**Aim of the exercise:** Every entry here needs to be repeated exactly.

**Source information:**
---*---

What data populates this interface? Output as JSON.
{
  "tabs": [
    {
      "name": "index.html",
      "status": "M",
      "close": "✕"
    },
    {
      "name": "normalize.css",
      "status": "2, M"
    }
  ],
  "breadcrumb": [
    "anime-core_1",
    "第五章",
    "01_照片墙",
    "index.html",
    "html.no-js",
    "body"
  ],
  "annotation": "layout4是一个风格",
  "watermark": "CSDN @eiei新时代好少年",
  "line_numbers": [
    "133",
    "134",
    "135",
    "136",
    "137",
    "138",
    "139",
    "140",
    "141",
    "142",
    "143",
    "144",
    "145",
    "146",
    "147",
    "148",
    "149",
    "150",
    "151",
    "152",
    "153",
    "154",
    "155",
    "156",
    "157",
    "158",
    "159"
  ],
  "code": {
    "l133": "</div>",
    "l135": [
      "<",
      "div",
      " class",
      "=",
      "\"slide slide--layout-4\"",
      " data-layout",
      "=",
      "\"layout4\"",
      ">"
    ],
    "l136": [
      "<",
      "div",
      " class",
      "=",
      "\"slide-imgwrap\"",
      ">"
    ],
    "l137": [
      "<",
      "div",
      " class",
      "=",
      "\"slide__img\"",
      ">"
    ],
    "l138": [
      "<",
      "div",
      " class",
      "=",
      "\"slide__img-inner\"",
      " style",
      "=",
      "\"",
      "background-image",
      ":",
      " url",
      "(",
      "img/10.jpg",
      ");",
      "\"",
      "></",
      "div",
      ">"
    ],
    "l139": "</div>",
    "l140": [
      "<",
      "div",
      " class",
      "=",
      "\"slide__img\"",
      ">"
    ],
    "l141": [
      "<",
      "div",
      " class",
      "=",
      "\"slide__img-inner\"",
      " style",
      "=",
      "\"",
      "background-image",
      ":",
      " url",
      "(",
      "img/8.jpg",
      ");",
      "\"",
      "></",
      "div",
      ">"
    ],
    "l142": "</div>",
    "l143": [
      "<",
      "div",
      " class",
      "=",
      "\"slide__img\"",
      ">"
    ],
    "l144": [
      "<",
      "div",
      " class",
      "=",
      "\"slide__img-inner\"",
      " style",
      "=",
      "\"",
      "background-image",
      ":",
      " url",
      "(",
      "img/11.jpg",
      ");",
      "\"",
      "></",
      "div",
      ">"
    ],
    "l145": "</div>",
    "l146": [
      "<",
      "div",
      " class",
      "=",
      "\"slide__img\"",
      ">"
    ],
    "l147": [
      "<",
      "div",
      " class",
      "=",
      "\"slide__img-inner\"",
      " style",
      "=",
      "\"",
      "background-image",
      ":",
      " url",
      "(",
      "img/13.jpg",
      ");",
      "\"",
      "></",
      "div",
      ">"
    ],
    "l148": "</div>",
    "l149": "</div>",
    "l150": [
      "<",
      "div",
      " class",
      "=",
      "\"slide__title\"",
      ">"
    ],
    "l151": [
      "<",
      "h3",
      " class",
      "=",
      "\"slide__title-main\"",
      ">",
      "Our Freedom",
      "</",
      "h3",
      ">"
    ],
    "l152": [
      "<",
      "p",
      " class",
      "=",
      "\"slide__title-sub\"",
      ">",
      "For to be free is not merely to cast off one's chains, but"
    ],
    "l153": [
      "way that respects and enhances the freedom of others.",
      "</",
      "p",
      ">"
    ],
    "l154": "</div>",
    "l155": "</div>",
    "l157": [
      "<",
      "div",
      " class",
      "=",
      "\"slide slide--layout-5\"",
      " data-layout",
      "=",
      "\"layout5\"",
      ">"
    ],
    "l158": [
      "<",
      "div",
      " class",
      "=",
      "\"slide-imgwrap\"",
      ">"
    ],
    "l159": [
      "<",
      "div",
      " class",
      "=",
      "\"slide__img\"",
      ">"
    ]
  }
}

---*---

**Answer box:**
What data populates this interface? Output as JSON.
{
  "tabs": [
    {
      "name": "index.html",
      "status": "M",
      "close": "✕"
    },
    {
      "name": "normalize.css",
      "status": "2, M"
    }
  ],
  "breadcrumb": [
    "anime-core_1",
    "第五章",
    "01_照片墙",
    "index.html",
    "html.no-js",
    "body"
  ],
  "annotation": "layout4是一个风格",
  "watermark": "CSDN @eiei新时代好少年",
  "line_numbers": [
    "133",
    "134",
    "135",
    "136",
    "137",
    "138",
    "139",
    "140",
    "141",
    "142",
    "143",
    "144",
    "145",
    "146",
    "147",
    "148",
    "149",
    "150",
    "151",
    "152",
    "153",
    "154",
    "155",
    "156",
    "157",
    "158",
    "159"
  ],
  "code": {
    "l133": "</div>",
    "l135": [
      "<",
      "div",
      " class",
      "=",
      "\"slide slide--layout-4\"",
      " data-layout",
      "=",
      "\"layout4\"",
      ">"
    ],
    "l136": [
      "<",
      "div",
      " class",
      "=",
      "\"slide-imgwrap\"",
      ">"
    ],
    "l137": [
      "<",
      "div",
      " class",
      "=",
      "\"slide__img\"",
      ">"
    ],
    "l138": [
      "<",
      "div",
      " class",
      "=",
      "\"slide__img-inner\"",
      " style",
      "=",
      "\"",
      "background-image",
      ":",
      " url",
      "(",
      "img/10.jpg",
      ");",
      "\"",
      "></",
      "div",
      ">"
    ],
    "l139": "</div>",
    "l140": [
      "<",
      "div",
      " class",
      "=",
      "\"slide__img\"",
      ">"
    ],
    "l141": [
      "<",
      "div",
      " class",
      "=",
      "\"slide__img-inner\"",
      " style",
      "=",
      "\"",
      "background-image",
      ":",
      " url",
      "(",
      "img/8.jpg",
      ");",
      "\"",
      "></",
      "div",
      ">"
    ],
    "l142": "</div>",
    "l143": [
      "<",
      "div",
      " class",
      "=",
      "\"slide__img\"",
      ">"
    ],
    "l144": [
      "<",
      "div",
      " class",
      "=",
      "\"slide__img-inner\"",
      " style",
      "=",
      "\"",
      "background-image",
      ":",
      " url",
      "(",
      "img/11.jpg",
      ");",
      "\"",
      "></",
      "div",
      ">"
    ],
    "l145": "</div>",
    "l146": [
      "<",
      "div",
      " class",
      "=",
      "\"slide__img\"",
      ">"
    ],
    "l147": [
      "<",
      "div",
      " class",
      "=",
      "\"slide__img-inner\"",
      " style",
      "=",
      "\"",
      "background-image",
      ":",
      " url",
      "(",
      "img/13.jpg",
      ");",
      "\"",
      "></",
      "div",
      ">"
    ],
    "l148": "</div>",
    "l149": "</div>",
    "l150": [
      "<",
      "div",
      " class",
      "=",
      "\"slide__title\"",
      ">"
    ],
    "l151": [
      "<",
      "h3",
      " class",
      "=",
      "\"slide__title-main\"",
      ">",
      "Our Freedom",
      "</",
      "h3",
      ">"
    ],
    "l152": [
      "<",
      "p",
      " class",
      "=",
      "\"slide__title-sub\"",
      ">",
      "For to be free is not merely to cast off one's chains, but"
    ],
    "l153": [
      "way that respects and enhances the freedom of others.",
      "</",
      "p",
      ">"
    ],
    "l154": "</div>",
    "l155": "</div>",
    "l157": [
      "<",
      "div",
      " class",
      "=",
      "\"slide slide--layout-5\"",
      " data-layout",
      "=",
      "\"layout5\"",
      ">"
    ],
    "l158": [
      "<",
      "div",
      " class",
      "=",
      "\"slide-imgwrap\"",
      ">"
    ],
    "l159": [
      "<",
      "div",
      " class",
      "=",
      "\"slide__img\"",
      ">"
    ]
  }
}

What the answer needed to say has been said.